Does the hon. Gentleman agree that my hon. Friend the Member for North East Somerset (Jacob Rees-Mogg) made an excellent speech about the potential impact of the accession of Croatia? Unusually, however, there was a flaw in my hon. Friend’s argument when he compared the accession of Croatia to joining the Carlton club. The Carlton club is a fine institution for people of a certain political leaning to enjoy good company, but all the members pay into the club to join the club. It appears to me, however, that the only people willing to join the European Union are those who are paid to join it. What sort of a club is it when one has to be paid to join?

I bow to the hon. Gentleman’s greater knowledge of the Carlton club than I have or am ever likely to have in future. My guess is, though, that his analogy is accurate.

Let me finish on the detail of the Croatian accession. I think there is a fundamental problem in the Government’s arguments. I have good will and everybody should have good will towards Croatia, but it is absolutely clear that the country does not meet the criteria for entry at present. What we are being asked, then, is to believe that if we agree to the treaty now, changes will take place.
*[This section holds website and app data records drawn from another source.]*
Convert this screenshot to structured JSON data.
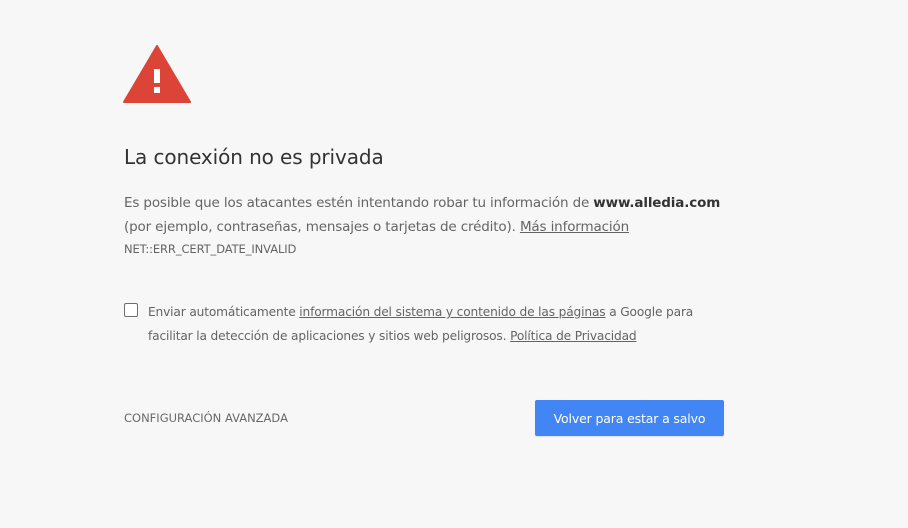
{
  "colors": {
    "background": "#f7f7f7",
    "warning_red": "#db4437",
    "primary_blue": "#4285f4",
    "heading_text": "#333333",
    "body_text": "#646464"
  },
  "icon": {
    "name": "warning-triangle-icon"
  },
  "heading": "La conexión no es privada",
  "explanation": {
    "prefix": "Es posible que los atacantes estén intentando robar tu información de ",
    "domain": "www.alledia.com",
    "suffix": " (por ejemplo, contraseñas, mensajes o tarjetas de crédito). ",
    "learn_more_link": "Más información"
  },
  "error_code": "NET::ERR_CERT_DATE_INVALID",
  "optin": {
    "checked": false,
    "text_before": "Enviar automáticamente ",
    "system_info_link": "información del sistema y contenido de las páginas",
    "text_middle": " a Google para facilitar la detección de aplicaciones y sitios web peligrosos. ",
    "privacy_link": "Política de Privacidad"
  },
  "buttons": {
    "advanced": "CONFIGURACIÓN AVANZADA",
    "back_to_safety": "Volver para estar a salvo"
  }
}
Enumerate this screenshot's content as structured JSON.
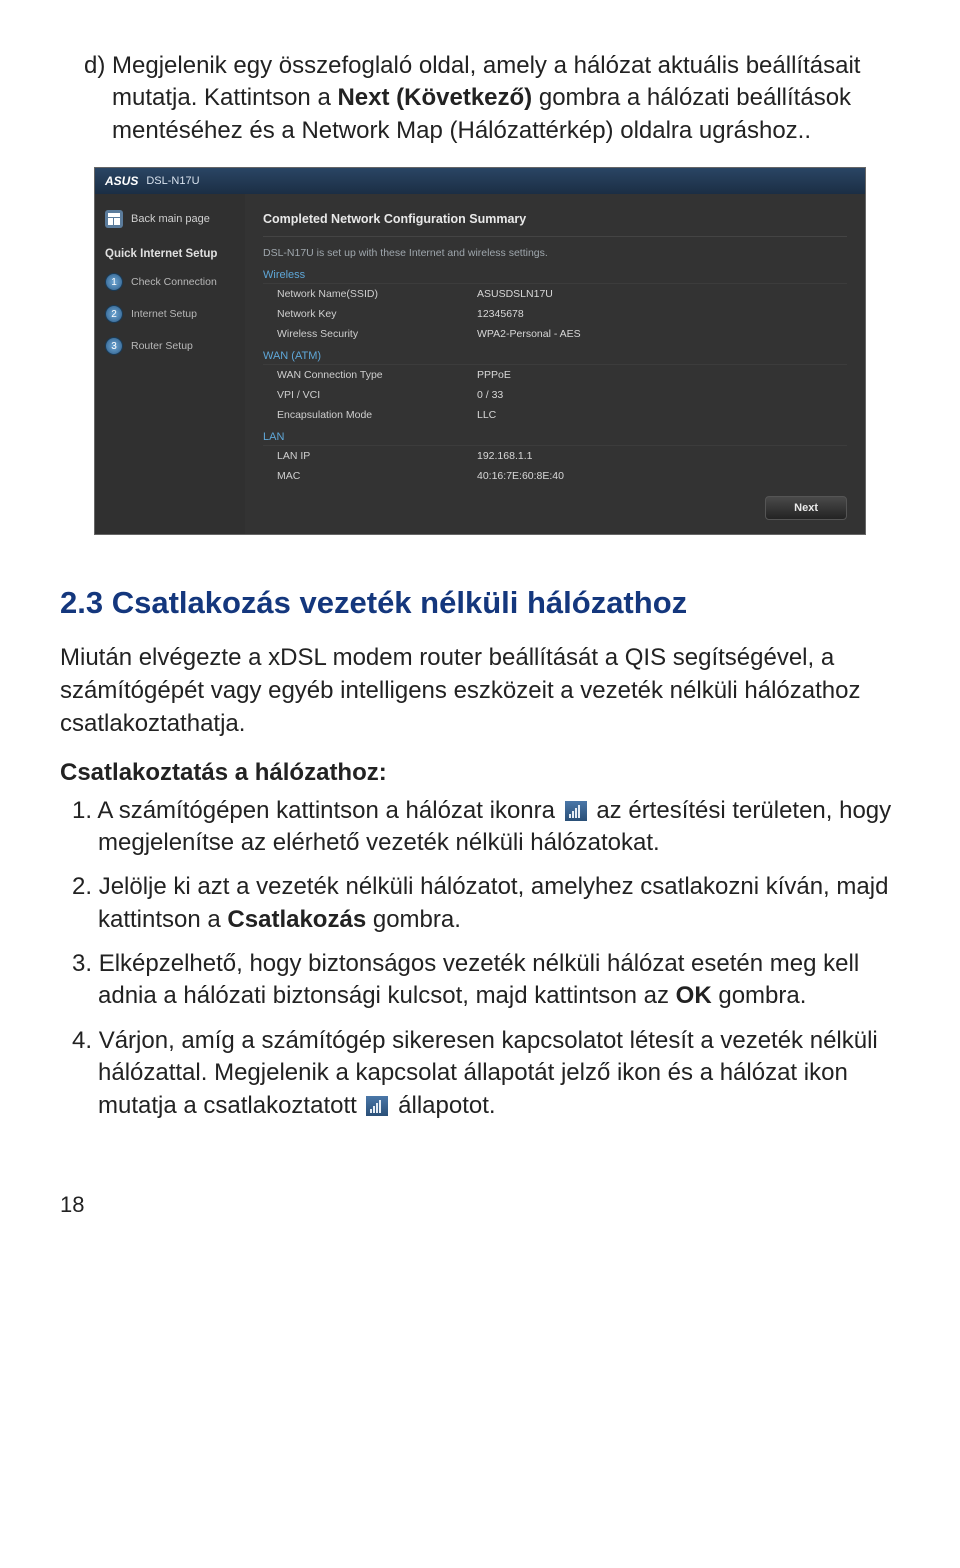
{
  "intro": {
    "bullet": "d)",
    "text_a": "Megjelenik egy összefoglaló oldal, amely a hálózat aktuális beállításait mutatja. Kattintson a ",
    "next_label": "Next (Következő)",
    "text_b": " gombra a hálózati beállítások mentéséhez és a Network Map (Hálózattérkép) oldalra ugráshoz.."
  },
  "router": {
    "titlebar_logo": "ASUS",
    "titlebar_model": "DSL-N17U",
    "sidebar": {
      "back": "Back main page",
      "qis_title": "Quick Internet Setup",
      "items": [
        {
          "num": "1",
          "label": "Check Connection"
        },
        {
          "num": "2",
          "label": "Internet Setup"
        },
        {
          "num": "3",
          "label": "Router Setup"
        }
      ]
    },
    "panel": {
      "title": "Completed Network Configuration Summary",
      "subtitle": "DSL-N17U is set up with these Internet and wireless settings.",
      "wireless_head": "Wireless",
      "wireless": [
        {
          "k": "Network Name(SSID)",
          "v": "ASUSDSLN17U"
        },
        {
          "k": "Network Key",
          "v": "12345678"
        },
        {
          "k": "Wireless Security",
          "v": "WPA2-Personal - AES"
        }
      ],
      "wan_head": "WAN (ATM)",
      "wan": [
        {
          "k": "WAN Connection Type",
          "v": "PPPoE"
        },
        {
          "k": "VPI / VCI",
          "v": "0 / 33"
        },
        {
          "k": "Encapsulation Mode",
          "v": "LLC"
        }
      ],
      "lan_head": "LAN",
      "lan": [
        {
          "k": "LAN IP",
          "v": "192.168.1.1"
        },
        {
          "k": "MAC",
          "v": "40:16:7E:60:8E:40"
        }
      ],
      "next_button": "Next"
    }
  },
  "section": {
    "heading": "2.3   Csatlakozás vezeték nélküli hálózathoz",
    "para": "Miután elvégezte a xDSL modem router beállítását a QIS segítségével, a számítógépét vagy egyéb intelligens eszközeit a vezeték nélküli hálózathoz csatlakoztathatja.",
    "subhead": "Csatlakoztatás a hálózathoz:"
  },
  "steps": {
    "s1": {
      "num": "1.",
      "a": "A számítógépen kattintson a hálózat ikonra ",
      "b": " az értesítési területen, hogy megjelenítse az elérhető vezeték nélküli hálózatokat."
    },
    "s2": {
      "num": "2.",
      "a": "Jelölje ki azt a vezeték nélküli hálózatot, amelyhez csatlakozni kíván, majd kattintson a ",
      "bold": "Csatlakozás",
      "b": " gombra."
    },
    "s3": {
      "num": "3.",
      "a": "Elképzelhető, hogy biztonságos vezeték nélküli hálózat esetén meg kell adnia a hálózati biztonsági kulcsot, majd kattintson az ",
      "bold": "OK",
      "b": " gombra."
    },
    "s4": {
      "num": "4.",
      "a": "Várjon, amíg a számítógép sikeresen kapcsolatot létesít a vezeték nélküli hálózattal. Megjelenik a kapcsolat állapotát jelző ikon és a hálózat ikon mutatja a csatlakoztatott ",
      "b": " állapotot."
    }
  },
  "pagenum": "18"
}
There is some history to draw upon, and not just the mistakes that have been mentioned throughout the debate in respect of Romania and Bulgaria. Countries sometimes reform and improve, yet go backwards. Hungary is a clear example, because it is moving away from the rule of law. If it had been carrying on as it is at present it is doubtful that it would have been allowed into the European Union, so to ask the House to agree to something that does not comply with the criteria now on the basis that it will be compliant in the future is, I believe, an act of faith and optimism that is not justified.

I leave Members with this thought. We have had debates in Westminster Hall and in this Chamber about the benefits and disbenefits of the European arrest warrant. In agreeing to Croatia becoming part of the European Union, allowing a country that currently has very poor judicial standards and a very poor judiciary, albeit one that it is trying to improve, we are giving that country the power to arrest British citizens very quickly. I worry about that. It can be problematic enough in France, Germany and other EU countries when people are arrested in this country for things that are not against this country’s law, but those countries at least have well established, albeit different, judicial systems to our own. Croatia, however, does not have that, so it might well leave some of our citizens vulnerable to the European arrest warrant.

I wish Croatia well. There is clearly a huge consensus here for its joining coming the European Union, but I worry about our relationship with the EU and I also worry that Croatia, when it becomes a full member, will not have met all the criteria.

I do not need to declare my membership of the Carlton club, but I feel I should.

Question put and agreed to.

Bill accordingly read the Third time and passed.